Much of the blame for this situation, explained Qijing Zhang of Iowa State University, can be placed on a mechanism in the bacteria called the efflux pump. It pushes out toxic substances from bacterial cells, but it also pushes out antibiotics. When the antibiotics are extruded by the pumps, pathogens such as Campylobacter are able to resist those antibiotics and survive in the animal hosts.
Zhang, a professor of veterinary microbiology and preventive medicine, is working on a project supported by the Food Safety Consortium aimed at stopping the efflux pumps’ effectiveness. Of the various efflux pumps in the bacteria, the one at the top of his list is labeled CmeABC.
“The first one we need to knock out or inhibit is CmeABC,” Zhang said. “That is the predominant one. If we can figure out some ways to block that pump and make it nonfunctional, basically Campylobacter will not be able to extrude antibiotics efficiently.”
Zhang’s research team has found two other efflux pumps – named Cjl375 and Cjl678 – that also enable Campylobacter to resist antibiotics. The pumps apparently work synergistically so that Campylobacter achieves a high level of resistance..
The strategy at this point is for the researchers to find an effective and stable inhibitor to block the pump’s effectiveness, which would make Campylobacter more susceptible to antibiotics and also prevent Campylobacter from colonizing in animals’ guts.
“So, one stone, two birds,” Zhang said.
The search for such inhibitors remains a challenge, and Zhang isn’t yet sure whether the inhibitors will turn out to be natural or synthetic products. The eventual goal is to develop a product for commercial use either at the farm or in the processing plant. Part of the complexity lies in the ability of efflux pumps to extrude multiple antibiotics at once.
“That means if we design inhibitors, then potentially we will be able to prevent the resistance to multiple antibiotics, not just to one antibiotic,” Zhang said.
The effort is a long-term project. Over the next couple of years, Zhang’s research team will seek to identify a potential chemical compound in a natural product that will show promise of inhibiting an efflux pump. Then it will be possible to predict how many years may be needed to commercialize it for practical use.Dave Edmark, Communications Director, 479-575-5647 or firstname.lastname@example.org
Dave Edmark | Newswise Science News
Six-legged livestock -- sustainable food production
11.05.2017 | Faculty of Science - University of Copenhagen
Elephant Herpes: Super-Shedders Endanger Young Animals
04.05.2017 | Universität Zürich
Staphylococcus aureus is a feared pathogen (MRSA, multi-resistant S. aureus) due to frequent resistances against many antibiotics, especially in hospital infections. Researchers at the Paul-Ehrlich-Institut have identified immunological processes that prevent a successful immune response directed against the pathogenic agent. The delivery of bacterial proteins with RNA adjuvant or messenger RNA (mRNA) into immune cells allows the re-direction of the immune response towards an active defense against S. aureus. This could be of significant importance for the development of an effective vaccine. PLOS Pathogens has published these research results online on 25 May 2017.

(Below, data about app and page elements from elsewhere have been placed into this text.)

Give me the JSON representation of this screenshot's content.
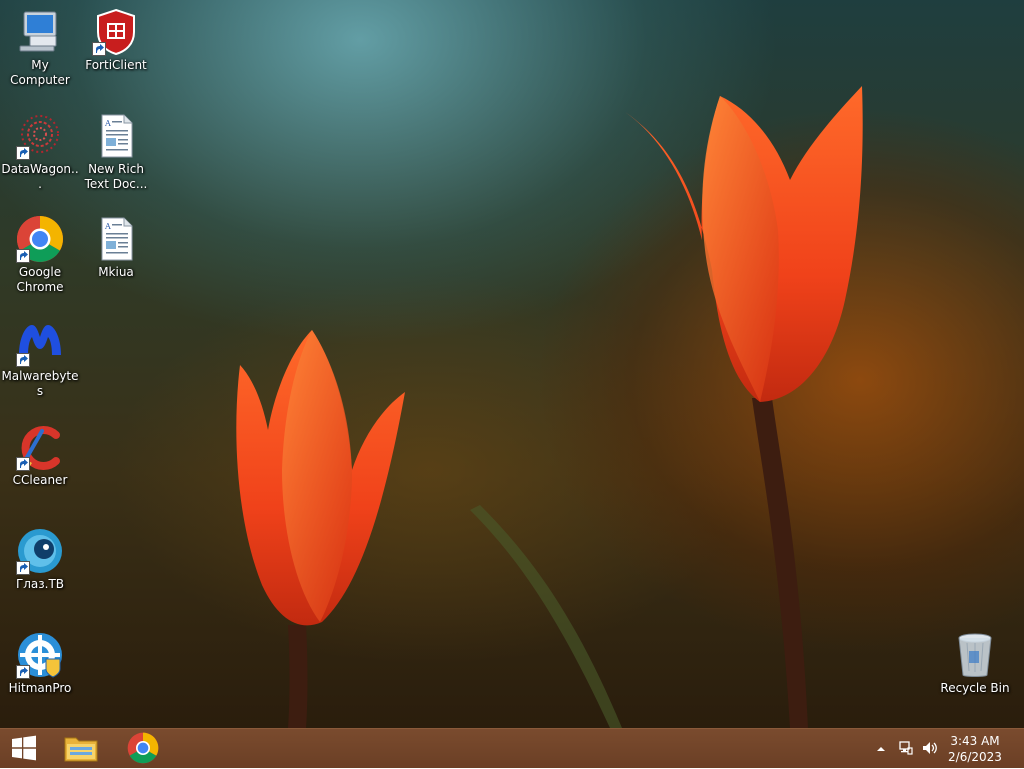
{
  "desktop": {
    "icons": [
      {
        "label": "My Computer"
      },
      {
        "label": "FortiClient"
      },
      {
        "label": "DataWagon..."
      },
      {
        "label": "New Rich Text Doc..."
      },
      {
        "label": "Google Chrome"
      },
      {
        "label": "Mkiua"
      },
      {
        "label": "Malwarebytes"
      },
      {
        "label": "CCleaner"
      },
      {
        "label": "Глаз.ТВ"
      },
      {
        "label": "HitmanPro"
      },
      {
        "label": "Recycle Bin"
      }
    ]
  },
  "taskbar": {
    "start_icon": "windows-logo-icon",
    "pinned": [
      "file-explorer-icon",
      "chrome-icon"
    ],
    "tray_icons": [
      "show-hidden-icons-icon",
      "network-icon",
      "volume-icon"
    ],
    "time": "3:43 AM",
    "date": "2/6/2023"
  },
  "colors": {
    "taskbar": "#6e4128",
    "accent": "#ff5a1f"
  }
}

Staphylococcus aureus (S. aureus) is a bacterium that colonizes by far more than half of the skin and the mucosa of adults, usually without causing infections....
Physicists from the University of Würzburg are capable of generating identical looking single light particles at the push of a button. Two new studies now demonstrate the potential this method holds.
The quantum computer has fuelled the imagination of scientists for decades: It is based on fundamentally different phenomena than a conventional computer....
An international team of physicists has monitored the scattering behaviour of electrons in a non-conducting material in real-time. Their insights could be beneficial for radiotherapy.
We can refer to electrons in non-conducting materials as ‘sluggish’. Typically, they remain fixed in a location, deep inside an atomic composite. It is hence...
Two-dimensional magnetic structures are regarded as a promising material for new types of data storage, since the magnetic properties of individual molecular building blocks can be investigated and modified. For the first time, researchers have now produced a wafer-thin ferrimagnet, in which molecules with different magnetic centers arrange themselves on a gold surface to form a checkerboard pattern. Scientists at the Swiss Nanoscience Institute at the University of Basel and the Paul Scherrer Institute published their findings in the journal Nature Communications.
Ferrimagnets are composed of two centers which are magnetized at different strengths and point in opposing directions. Two-dimensional, quasi-flat ferrimagnets...
An Australian-Chinese research team has created the world's thinnest hologram, paving the way towards the integration of 3D holography into everyday...
24.05.2017 | Event News
23.05.2017 | Event News
22.05.2017 | Event News
26.05.2017 | Life Sciences
26.05.2017 | Life Sciences
26.05.2017 | Physics and Astronomy